### WHAT TO PRODUCE
I would like every record printed again, exactly as shown.

* * *

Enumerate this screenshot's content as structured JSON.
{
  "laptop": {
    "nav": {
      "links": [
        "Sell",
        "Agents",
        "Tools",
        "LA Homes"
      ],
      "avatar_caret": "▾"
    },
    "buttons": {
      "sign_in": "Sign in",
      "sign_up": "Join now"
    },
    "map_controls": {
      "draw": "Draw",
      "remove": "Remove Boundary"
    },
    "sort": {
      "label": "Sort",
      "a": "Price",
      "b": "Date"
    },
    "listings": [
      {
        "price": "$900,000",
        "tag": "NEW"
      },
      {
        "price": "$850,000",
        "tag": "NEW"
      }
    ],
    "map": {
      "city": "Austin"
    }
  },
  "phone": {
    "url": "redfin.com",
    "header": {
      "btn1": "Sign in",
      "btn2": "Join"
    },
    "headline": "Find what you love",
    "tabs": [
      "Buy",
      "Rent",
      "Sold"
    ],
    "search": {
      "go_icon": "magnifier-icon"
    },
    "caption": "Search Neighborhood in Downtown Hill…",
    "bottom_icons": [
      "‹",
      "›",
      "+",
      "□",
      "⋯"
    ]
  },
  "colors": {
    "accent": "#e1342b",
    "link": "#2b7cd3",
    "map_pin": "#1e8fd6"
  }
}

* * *

### ANSWER SPACE
Enumerate this screenshot's content as structured JSON.
{
  "laptop": {
    "nav": {
      "links": [
        "Sell",
        "Agents",
        "Tools",
        "LA Homes"
      ],
      "avatar_caret": "▾"
    },
    "buttons": {
      "sign_in": "Sign in",
      "sign_up": "Join now"
    },
    "map_controls": {
      "draw": "Draw",
      "remove": "Remove Boundary"
    },
    "sort": {
      "label": "Sort",
      "a": "Price",
      "b": "Date"
    },
    "listings": [
      {
        "price": "$900,000",
        "tag": "NEW"
      },
      {
        "price": "$850,000",
        "tag": "NEW"
      }
    ],
    "map": {
      "city": "Austin"
    }
  },
  "phone": {
    "url": "redfin.com",
    "header": {
      "btn1": "Sign in",
      "btn2": "Join"
    },
    "headline": "Find what you love",
    "tabs": [
      "Buy",
      "Rent",
      "Sold"
    ],
    "search": {
      "go_icon": "magnifier-icon"
    },
    "caption": "Search Neighborhood in Downtown Hill…",
    "bottom_icons": [
      "‹",
      "›",
      "+",
      "□",
      "⋯"
    ]
  },
  "colors": {
    "accent": "#e1342b",
    "link": "#2b7cd3",
    "map_pin": "#1e8fd6"
  }
}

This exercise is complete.